8 Reasons To Slooow Down
5. Slow down to boost your energy.
Living at a frenetic tempo leads you to breathe in shallow, stressed gulps,
depriving your brain and body of sufficient oxygen, a key source of energy. The
result: constant exhaustion and anxiety, says Luskin.
How to take it slow: Count to four while inhaling through
your nose, then count backward from four to one while exhaling through your
mouth. Pay attention to your belly — it should rise as you breathe in and fall
as you slowly breathe out. Practice this every day, whenever you can remember
(at your desk, in the shower — or in that line at the post office). It can help
improve oxygen intake, lower your blood pressure, and amp up your energy
6. Slow down to get ahead at work.
Hurrying to finish projects at work, scheduling back-to-back meetings, and
constant multitasking not only kill employees' creativity but also reduce their
productivity, according to studies published in the Harvard Business
Review. So much fast-moving activity allows no time for reflection (the
source of creative solutions) and increases the odds that your work will be
sloppy or that you'll make mistakes.
How to take it slow: Swap frenzied activity for focused
action: Ask yourself, What should I do first? to determine which project is
most important, then tackle it — and fight the tendency to jump back and forth
between it and other to-do's. "Keep your eyes on the goal and you'll be
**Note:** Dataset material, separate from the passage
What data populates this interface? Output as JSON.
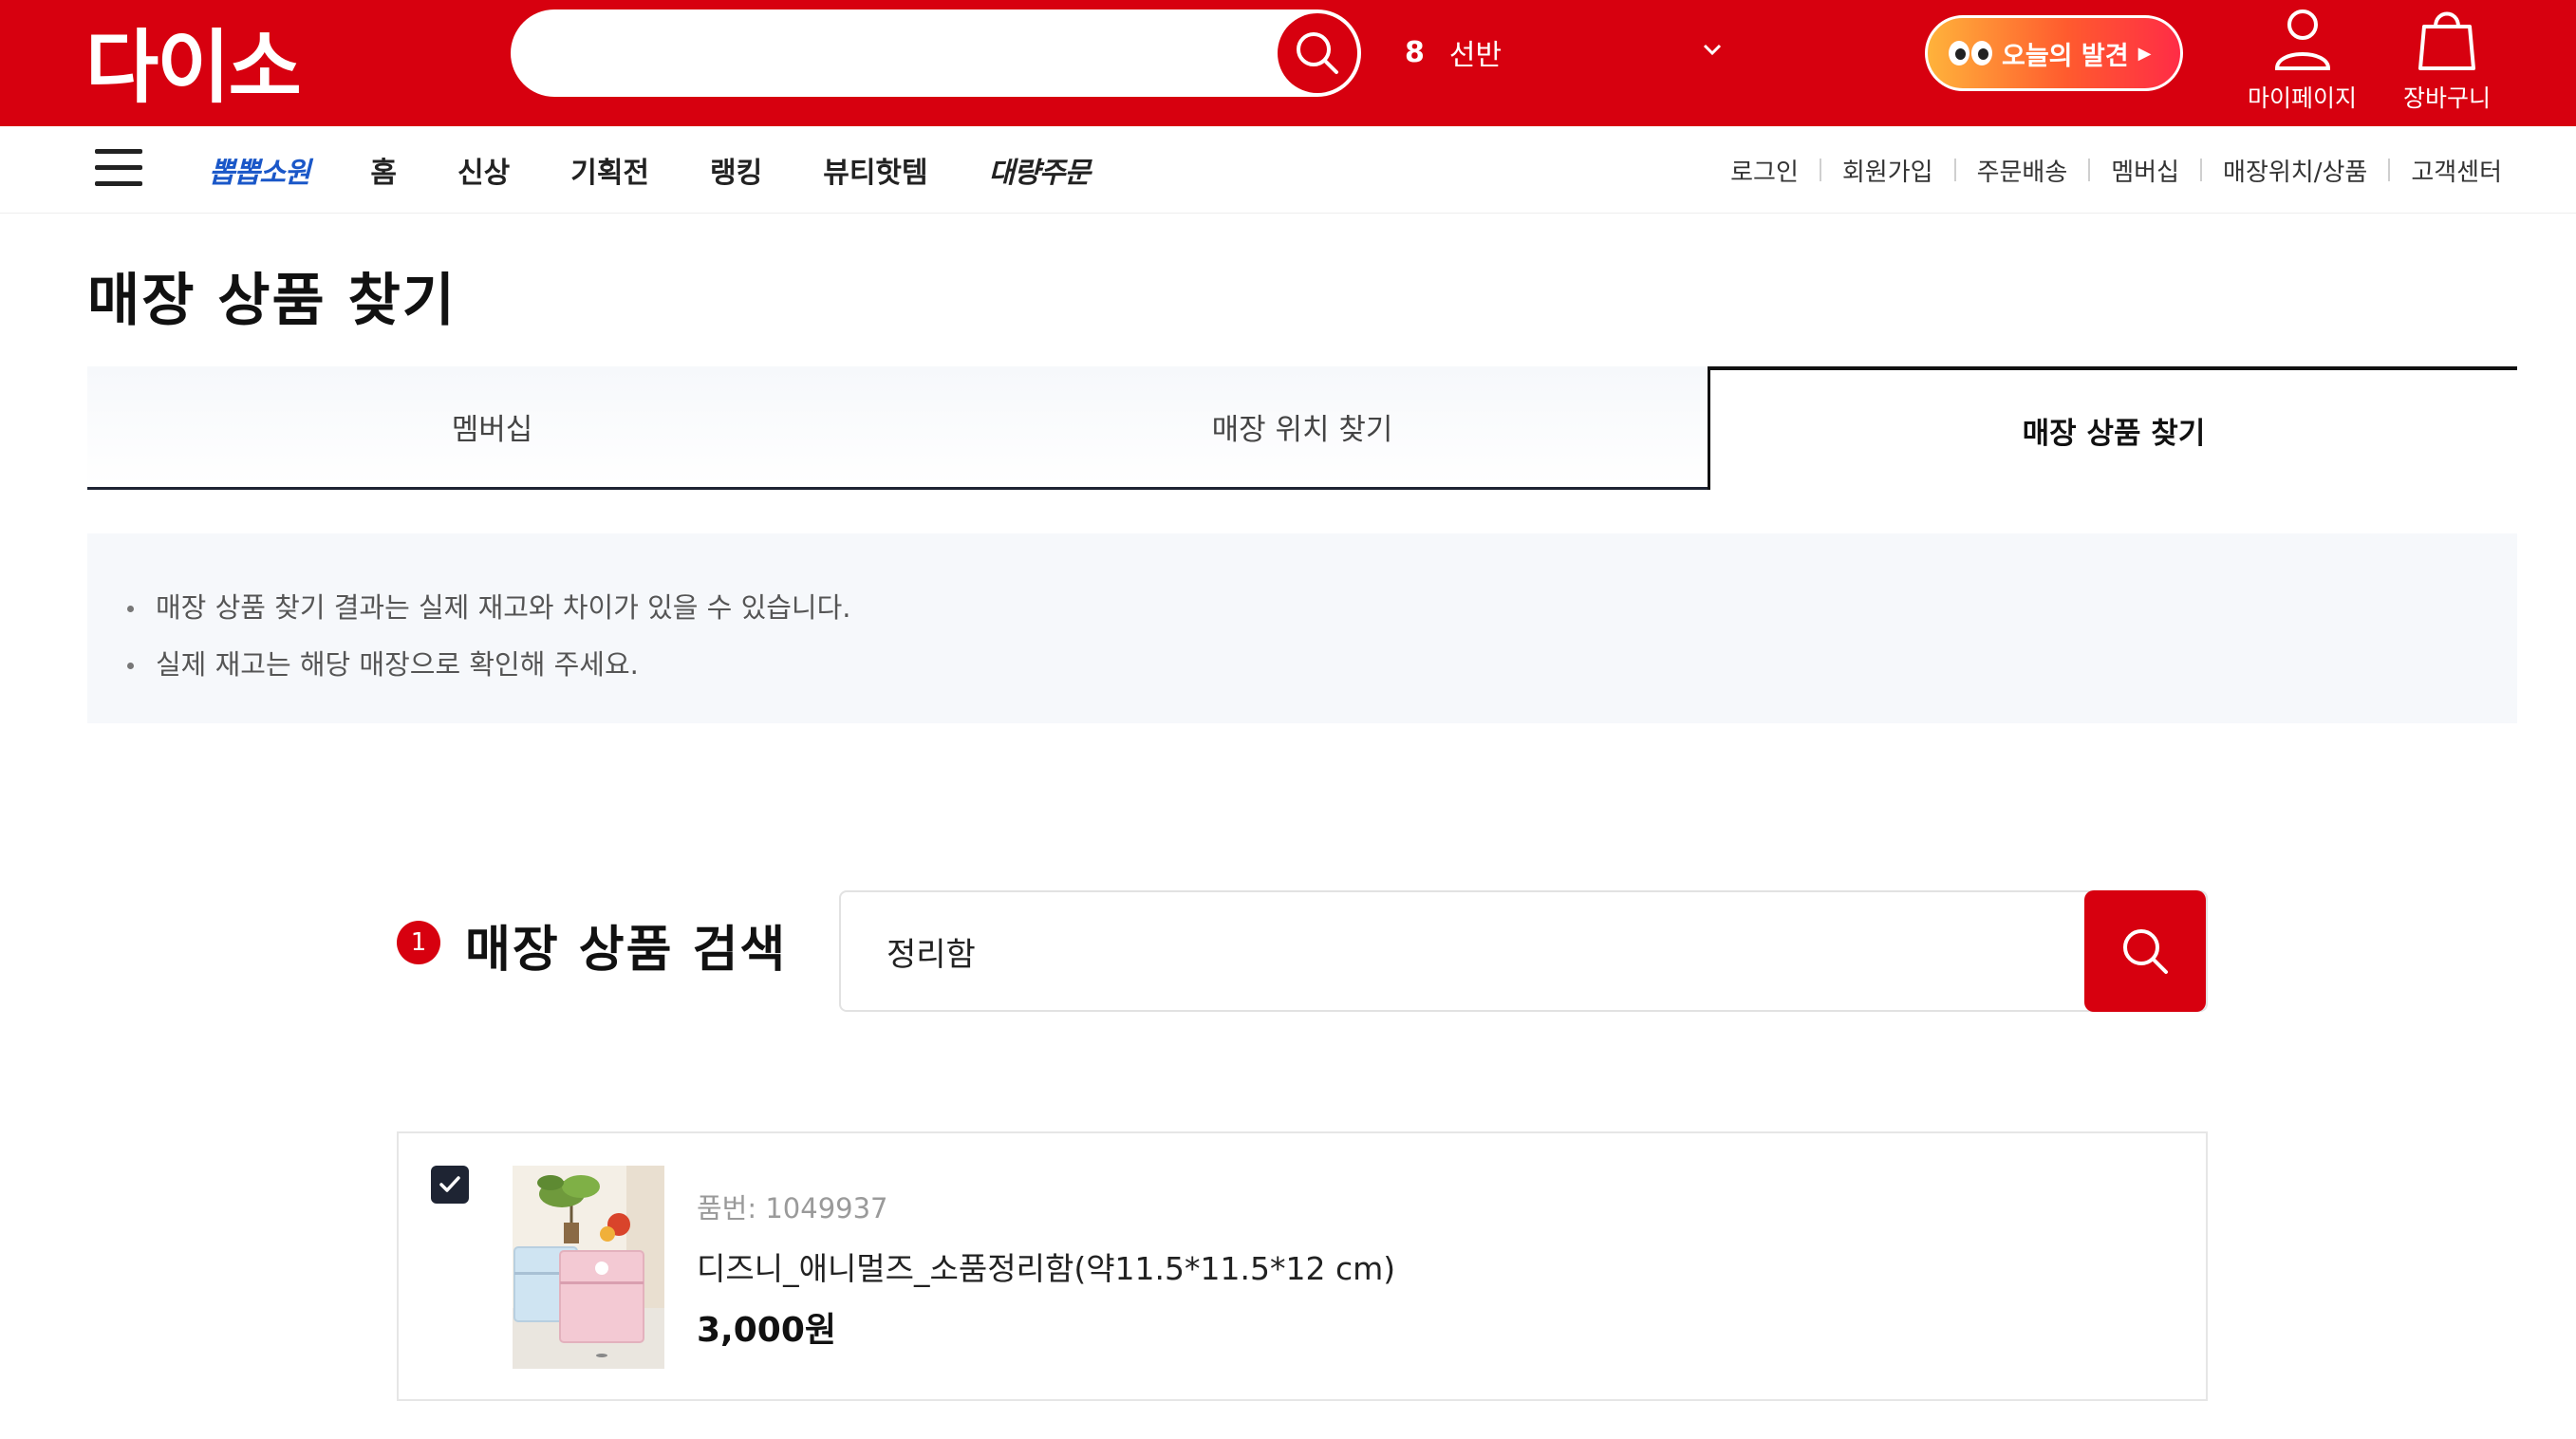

able to give each task the time and attention required," says Jan Jasper, a
productivity consultant in New York City. As an added perk, you'll have a
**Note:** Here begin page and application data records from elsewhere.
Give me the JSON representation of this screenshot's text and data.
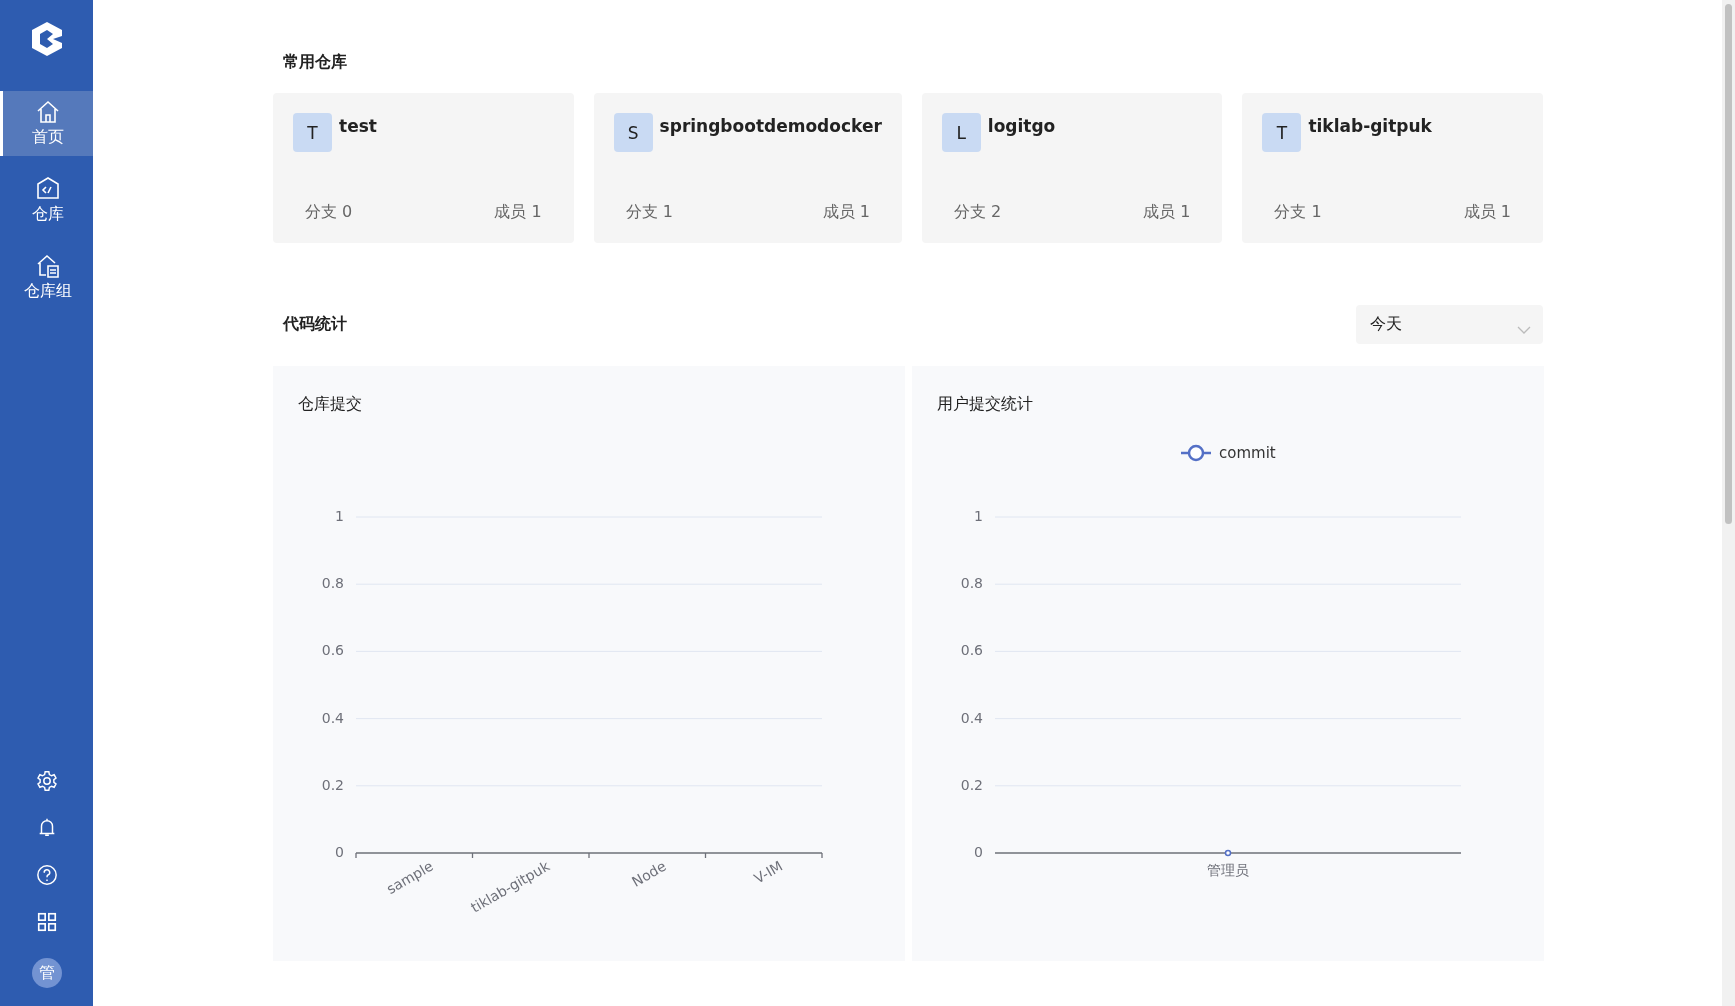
{
  "sidebar": {
    "items": [
      {
        "label": "首页",
        "selected": true
      },
      {
        "label": "仓库",
        "selected": false
      },
      {
        "label": "仓库组",
        "selected": false
      }
    ],
    "avatar": "管"
  },
  "favorites": {
    "title": "常用仓库",
    "repos": [
      {
        "initial": "T",
        "name": "test",
        "branches_label": "分支",
        "branches": "0",
        "members_label": "成员",
        "members": "1"
      },
      {
        "initial": "S",
        "name": "springbootdemodocker",
        "branches_label": "分支",
        "branches": "1",
        "members_label": "成员",
        "members": "1"
      },
      {
        "initial": "L",
        "name": "logitgo",
        "branches_label": "分支",
        "branches": "2",
        "members_label": "成员",
        "members": "1"
      },
      {
        "initial": "T",
        "name": "tiklab-gitpuk",
        "branches_label": "分支",
        "branches": "1",
        "members_label": "成员",
        "members": "1"
      }
    ]
  },
  "stats": {
    "title": "代码统计",
    "period": {
      "value": "今天"
    },
    "charts": [
      {
        "title": "仓库提交",
        "chart_data": {
          "type": "bar",
          "categories": [
            "sample",
            "tiklab-gitpuk",
            "Node",
            "V-IM"
          ],
          "values": [
            0,
            0,
            0,
            0
          ],
          "grid": true,
          "ylim": [
            0,
            1
          ],
          "yticks": [
            0,
            0.2,
            0.4,
            0.6,
            0.8,
            1
          ]
        }
      },
      {
        "title": "用户提交统计",
        "chart_data": {
          "type": "line",
          "x": [
            "管理员"
          ],
          "series": [
            {
              "name": "commit",
              "color": "#5470c6",
              "values": [
                0
              ],
              "marker": "circle"
            }
          ],
          "grid": true,
          "ylim": [
            0,
            1
          ],
          "yticks": [
            0,
            0.2,
            0.4,
            0.6,
            0.8,
            1
          ]
        }
      }
    ]
  }
}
greater sense of accomplishment at the end of the day and probably feel a whole
lot calmer, too. You'll finish one or two tasks completely, rather than get
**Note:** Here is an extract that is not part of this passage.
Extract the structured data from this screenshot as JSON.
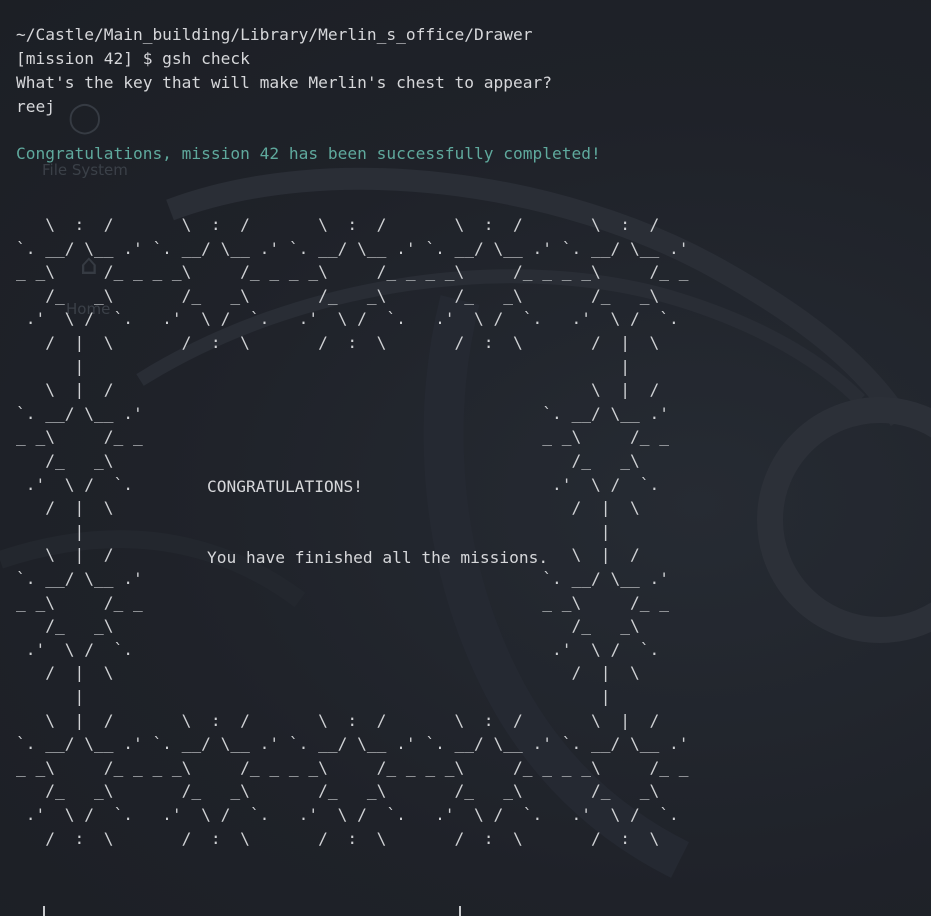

four or five things partially done — which only leaves unfinished business
hanging over your head.
7. Slow down for better fitness.
More and faster crunches and biceps curls aren't the key to greater
strength, endurance, or calorie burning, according to a Journal of Sports
Medicine study. In fact, women who did resistance-training two to three
times per week using a superslow protocol (10 seconds lifting, four seconds
lowering) had a 50 percent greater increase in strength after eight weeks
compared with those who pumped iron at the normal, faster pace (two seconds up,
four seconds down).